• **THE PROBLEM**
Repeat the records below verbatim and include no pictures.

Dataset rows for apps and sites

────

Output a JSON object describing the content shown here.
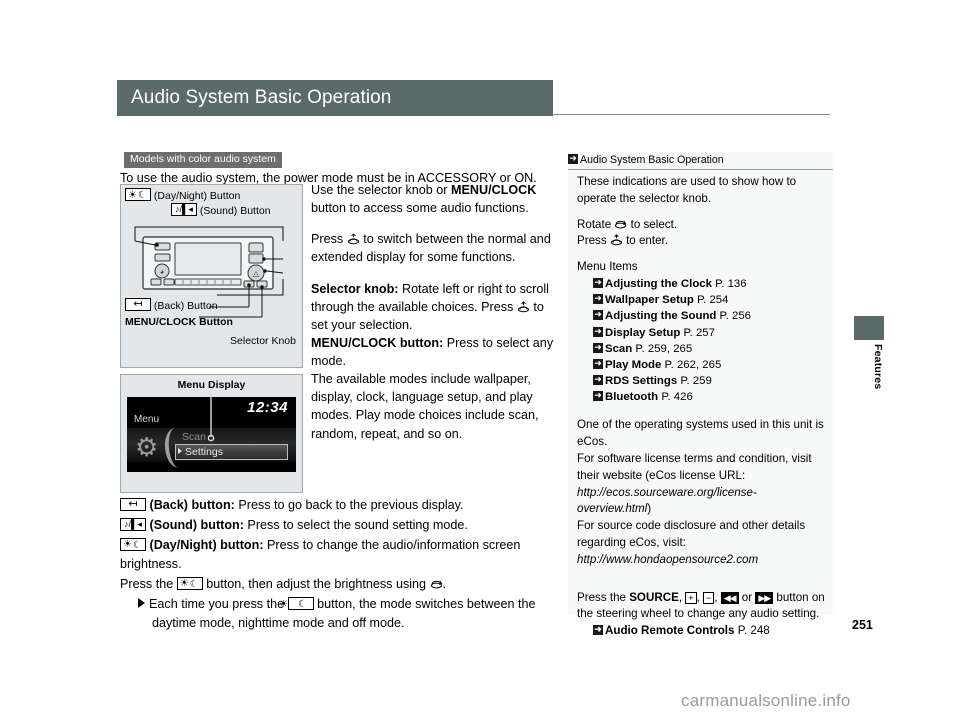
{
  "page": {
    "title": "Audio System Basic Operation",
    "number": "251",
    "edge_tab_label": "Features",
    "watermark": "carmanualsonline.info",
    "accent_color": "#5a6b6a"
  },
  "models_tag": "Models with color audio system",
  "lead_text": "To use the audio system, the power mode must be in ACCESSORY or ON.",
  "figure_unit": {
    "label_daynight": "(Day/Night) Button",
    "label_sound": "(Sound) Button",
    "label_back": "(Back) Button",
    "label_menuclock": "MENU/CLOCK Button",
    "label_selector_knob": "Selector Knob"
  },
  "figure_menu": {
    "caption": "Menu Display",
    "clock": "12:34",
    "menu_word": "Menu",
    "row_scan": "Scan",
    "row_settings": "Settings"
  },
  "center_text": {
    "p1_a": "Use the selector knob or ",
    "p1_b": "MENU/CLOCK",
    "p1_c": " button to access some audio functions.",
    "p2_a": "Press ",
    "p2_b": " to switch between the normal and extended display for some functions.",
    "p3_label": "Selector knob:",
    "p3_a": " Rotate left or right to scroll through the available choices. Press ",
    "p3_b": " to set your selection.",
    "p4_label": "MENU/CLOCK button:",
    "p4_a": " Press to select any mode.",
    "p5": "The available modes include wallpaper, display, clock, language setup, and play modes. Play mode choices include scan, random, repeat, and so on."
  },
  "bottom_text": {
    "back_label": "(Back) button:",
    "back_desc": " Press to go back to the previous display.",
    "sound_label": "(Sound) button:",
    "sound_desc": " Press to select the sound setting mode.",
    "daynight_label": "(Day/Night) button:",
    "daynight_desc": " Press to change the audio/information screen brightness.",
    "press_a": "Press the ",
    "press_b": " button, then adjust the brightness using ",
    "press_c": ".",
    "bullet_a": "Each time you press the ",
    "bullet_b": " button, the mode switches between the daytime mode, nighttime mode and off mode."
  },
  "sidebar": {
    "heading": "Audio System Basic Operation",
    "intro": "These indications are used to show how to operate the selector knob.",
    "rotate_a": "Rotate ",
    "rotate_b": " to select.",
    "press_a": "Press ",
    "press_b": " to enter.",
    "menu_items_title": "Menu Items",
    "menu_items": [
      {
        "name": "Adjusting the Clock",
        "page": "P. 136"
      },
      {
        "name": "Wallpaper Setup",
        "page": "P. 254"
      },
      {
        "name": "Adjusting the Sound",
        "page": "P. 256"
      },
      {
        "name": "Display Setup",
        "page": "P. 257"
      },
      {
        "name": "Scan",
        "page": "P. 259, 265"
      },
      {
        "name": "Play Mode",
        "page": "P. 262, 265"
      },
      {
        "name": "RDS Settings",
        "page": "P. 259"
      },
      {
        "name": "Bluetooth",
        "page": "P. 426"
      }
    ],
    "ecos_1": "One of the operating systems used in this unit is eCos.",
    "ecos_2": "For software license terms and condition, visit their website (eCos license URL:",
    "ecos_url1": "http://ecos.sourceware.org/license-overview.html",
    "ecos_2b": ")",
    "ecos_3": "For source code disclosure and other details regarding eCos, visit:",
    "ecos_url2": "http://www.hondaopensource2.com",
    "remote_a": "Press the ",
    "remote_source": "SOURCE",
    "remote_plus": "+",
    "remote_minus": "−",
    "remote_prev": "◀◀",
    "remote_next": "▶▶",
    "remote_b": " button on the steering wheel to change any audio setting.",
    "remote_ref": "Audio Remote Controls",
    "remote_ref_page": "P. 248"
  }
}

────

• **FINISHED TASK**
Output a JSON object describing the content shown here.
{
  "page": {
    "title": "Audio System Basic Operation",
    "number": "251",
    "edge_tab_label": "Features",
    "watermark": "carmanualsonline.info",
    "accent_color": "#5a6b6a"
  },
  "models_tag": "Models with color audio system",
  "lead_text": "To use the audio system, the power mode must be in ACCESSORY or ON.",
  "figure_unit": {
    "label_daynight": "(Day/Night) Button",
    "label_sound": "(Sound) Button",
    "label_back": "(Back) Button",
    "label_menuclock": "MENU/CLOCK Button",
    "label_selector_knob": "Selector Knob"
  },
  "figure_menu": {
    "caption": "Menu Display",
    "clock": "12:34",
    "menu_word": "Menu",
    "row_scan": "Scan",
    "row_settings": "Settings"
  },
  "center_text": {
    "p1_a": "Use the selector knob or ",
    "p1_b": "MENU/CLOCK",
    "p1_c": " button to access some audio functions.",
    "p2_a": "Press ",
    "p2_b": " to switch between the normal and extended display for some functions.",
    "p3_label": "Selector knob:",
    "p3_a": " Rotate left or right to scroll through the available choices. Press ",
    "p3_b": " to set your selection.",
    "p4_label": "MENU/CLOCK button:",
    "p4_a": " Press to select any mode.",
    "p5": "The available modes include wallpaper, display, clock, language setup, and play modes. Play mode choices include scan, random, repeat, and so on."
  },
  "bottom_text": {
    "back_label": "(Back) button:",
    "back_desc": " Press to go back to the previous display.",
    "sound_label": "(Sound) button:",
    "sound_desc": " Press to select the sound setting mode.",
    "daynight_label": "(Day/Night) button:",
    "daynight_desc": " Press to change the audio/information screen brightness.",
    "press_a": "Press the ",
    "press_b": " button, then adjust the brightness using ",
    "press_c": ".",
    "bullet_a": "Each time you press the ",
    "bullet_b": " button, the mode switches between the daytime mode, nighttime mode and off mode."
  },
  "sidebar": {
    "heading": "Audio System Basic Operation",
    "intro": "These indications are used to show how to operate the selector knob.",
    "rotate_a": "Rotate ",
    "rotate_b": " to select.",
    "press_a": "Press ",
    "press_b": " to enter.",
    "menu_items_title": "Menu Items",
    "menu_items": [
      {
        "name": "Adjusting the Clock",
        "page": "P. 136"
      },
      {
        "name": "Wallpaper Setup",
        "page": "P. 254"
      },
      {
        "name": "Adjusting the Sound",
        "page": "P. 256"
      },
      {
        "name": "Display Setup",
        "page": "P. 257"
      },
      {
        "name": "Scan",
        "page": "P. 259, 265"
      },
      {
        "name": "Play Mode",
        "page": "P. 262, 265"
      },
      {
        "name": "RDS Settings",
        "page": "P. 259"
      },
      {
        "name": "Bluetooth",
        "page": "P. 426"
      }
    ],
    "ecos_1": "One of the operating systems used in this unit is eCos.",
    "ecos_2": "For software license terms and condition, visit their website (eCos license URL:",
    "ecos_url1": "http://ecos.sourceware.org/license-overview.html",
    "ecos_2b": ")",
    "ecos_3": "For source code disclosure and other details regarding eCos, visit:",
    "ecos_url2": "http://www.hondaopensource2.com",
    "remote_a": "Press the ",
    "remote_source": "SOURCE",
    "remote_plus": "+",
    "remote_minus": "−",
    "remote_prev": "◀◀",
    "remote_next": "▶▶",
    "remote_b": " button on the steering wheel to change any audio setting.",
    "remote_ref": "Audio Remote Controls",
    "remote_ref_page": "P. 248"
  }
}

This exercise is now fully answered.